Stored items
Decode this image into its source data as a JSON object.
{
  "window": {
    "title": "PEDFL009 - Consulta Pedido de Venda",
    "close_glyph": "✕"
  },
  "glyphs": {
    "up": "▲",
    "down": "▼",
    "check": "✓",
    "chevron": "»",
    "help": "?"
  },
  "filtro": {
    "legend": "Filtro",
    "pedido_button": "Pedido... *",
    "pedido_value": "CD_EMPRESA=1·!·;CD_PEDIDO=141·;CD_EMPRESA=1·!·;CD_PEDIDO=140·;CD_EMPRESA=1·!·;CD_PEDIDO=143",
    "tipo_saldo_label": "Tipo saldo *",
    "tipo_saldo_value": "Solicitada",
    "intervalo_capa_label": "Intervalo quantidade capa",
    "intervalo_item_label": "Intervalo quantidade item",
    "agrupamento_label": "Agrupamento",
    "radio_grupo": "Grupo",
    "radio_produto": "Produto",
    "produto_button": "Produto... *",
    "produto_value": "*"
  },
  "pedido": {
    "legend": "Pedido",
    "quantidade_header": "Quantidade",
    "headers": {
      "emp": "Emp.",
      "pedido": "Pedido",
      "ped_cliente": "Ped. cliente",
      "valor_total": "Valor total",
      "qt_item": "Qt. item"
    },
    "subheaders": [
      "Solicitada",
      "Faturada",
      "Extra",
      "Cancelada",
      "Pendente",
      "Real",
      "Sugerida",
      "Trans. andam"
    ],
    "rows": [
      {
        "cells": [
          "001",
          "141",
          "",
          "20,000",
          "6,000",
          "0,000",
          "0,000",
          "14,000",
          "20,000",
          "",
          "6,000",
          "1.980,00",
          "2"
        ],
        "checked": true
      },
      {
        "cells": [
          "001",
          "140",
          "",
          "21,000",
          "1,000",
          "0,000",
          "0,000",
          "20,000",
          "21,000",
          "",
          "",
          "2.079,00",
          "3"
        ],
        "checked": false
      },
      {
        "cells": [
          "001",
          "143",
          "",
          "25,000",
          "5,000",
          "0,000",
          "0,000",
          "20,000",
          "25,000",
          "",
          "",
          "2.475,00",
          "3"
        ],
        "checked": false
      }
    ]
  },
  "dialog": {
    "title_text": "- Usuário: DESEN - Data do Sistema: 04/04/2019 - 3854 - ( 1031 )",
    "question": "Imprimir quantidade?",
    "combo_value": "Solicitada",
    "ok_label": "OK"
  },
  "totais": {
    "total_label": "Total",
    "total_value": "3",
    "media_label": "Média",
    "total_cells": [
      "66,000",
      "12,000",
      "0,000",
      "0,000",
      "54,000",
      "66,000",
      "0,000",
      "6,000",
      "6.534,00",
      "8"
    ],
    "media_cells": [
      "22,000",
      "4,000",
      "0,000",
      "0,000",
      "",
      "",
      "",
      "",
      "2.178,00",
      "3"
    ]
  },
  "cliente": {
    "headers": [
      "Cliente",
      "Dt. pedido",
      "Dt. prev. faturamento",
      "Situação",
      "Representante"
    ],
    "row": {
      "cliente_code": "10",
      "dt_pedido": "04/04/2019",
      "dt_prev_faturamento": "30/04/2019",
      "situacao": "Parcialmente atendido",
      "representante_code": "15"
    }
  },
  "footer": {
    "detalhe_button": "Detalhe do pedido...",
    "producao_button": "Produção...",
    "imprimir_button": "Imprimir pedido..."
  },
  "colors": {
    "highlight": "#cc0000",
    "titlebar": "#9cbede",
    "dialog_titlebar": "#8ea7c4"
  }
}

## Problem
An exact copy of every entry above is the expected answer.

## Expected output
Decode this image into its source data as a JSON object.
{
  "window": {
    "title": "PEDFL009 - Consulta Pedido de Venda",
    "close_glyph": "✕"
  },
  "glyphs": {
    "up": "▲",
    "down": "▼",
    "check": "✓",
    "chevron": "»",
    "help": "?"
  },
  "filtro": {
    "legend": "Filtro",
    "pedido_button": "Pedido... *",
    "pedido_value": "CD_EMPRESA=1·!·;CD_PEDIDO=141·;CD_EMPRESA=1·!·;CD_PEDIDO=140·;CD_EMPRESA=1·!·;CD_PEDIDO=143",
    "tipo_saldo_label": "Tipo saldo *",
    "tipo_saldo_value": "Solicitada",
    "intervalo_capa_label": "Intervalo quantidade capa",
    "intervalo_item_label": "Intervalo quantidade item",
    "agrupamento_label": "Agrupamento",
    "radio_grupo": "Grupo",
    "radio_produto": "Produto",
    "produto_button": "Produto... *",
    "produto_value": "*"
  },
  "pedido": {
    "legend": "Pedido",
    "quantidade_header": "Quantidade",
    "headers": {
      "emp": "Emp.",
      "pedido": "Pedido",
      "ped_cliente": "Ped. cliente",
      "valor_total": "Valor total",
      "qt_item": "Qt. item"
    },
    "subheaders": [
      "Solicitada",
      "Faturada",
      "Extra",
      "Cancelada",
      "Pendente",
      "Real",
      "Sugerida",
      "Trans. andam"
    ],
    "rows": [
      {
        "cells": [
          "001",
          "141",
          "",
          "20,000",
          "6,000",
          "0,000",
          "0,000",
          "14,000",
          "20,000",
          "",
          "6,000",
          "1.980,00",
          "2"
        ],
        "checked": true
      },
      {
        "cells": [
          "001",
          "140",
          "",
          "21,000",
          "1,000",
          "0,000",
          "0,000",
          "20,000",
          "21,000",
          "",
          "",
          "2.079,00",
          "3"
        ],
        "checked": false
      },
      {
        "cells": [
          "001",
          "143",
          "",
          "25,000",
          "5,000",
          "0,000",
          "0,000",
          "20,000",
          "25,000",
          "",
          "",
          "2.475,00",
          "3"
        ],
        "checked": false
      }
    ]
  },
  "dialog": {
    "title_text": "- Usuário: DESEN - Data do Sistema: 04/04/2019 - 3854 - ( 1031 )",
    "question": "Imprimir quantidade?",
    "combo_value": "Solicitada",
    "ok_label": "OK"
  },
  "totais": {
    "total_label": "Total",
    "total_value": "3",
    "media_label": "Média",
    "total_cells": [
      "66,000",
      "12,000",
      "0,000",
      "0,000",
      "54,000",
      "66,000",
      "0,000",
      "6,000",
      "6.534,00",
      "8"
    ],
    "media_cells": [
      "22,000",
      "4,000",
      "0,000",
      "0,000",
      "",
      "",
      "",
      "",
      "2.178,00",
      "3"
    ]
  },
  "cliente": {
    "headers": [
      "Cliente",
      "Dt. pedido",
      "Dt. prev. faturamento",
      "Situação",
      "Representante"
    ],
    "row": {
      "cliente_code": "10",
      "dt_pedido": "04/04/2019",
      "dt_prev_faturamento": "30/04/2019",
      "situacao": "Parcialmente atendido",
      "representante_code": "15"
    }
  },
  "footer": {
    "detalhe_button": "Detalhe do pedido...",
    "producao_button": "Produção...",
    "imprimir_button": "Imprimir pedido..."
  },
  "colors": {
    "highlight": "#cc0000",
    "titlebar": "#9cbede",
    "dialog_titlebar": "#8ea7c4"
  }
}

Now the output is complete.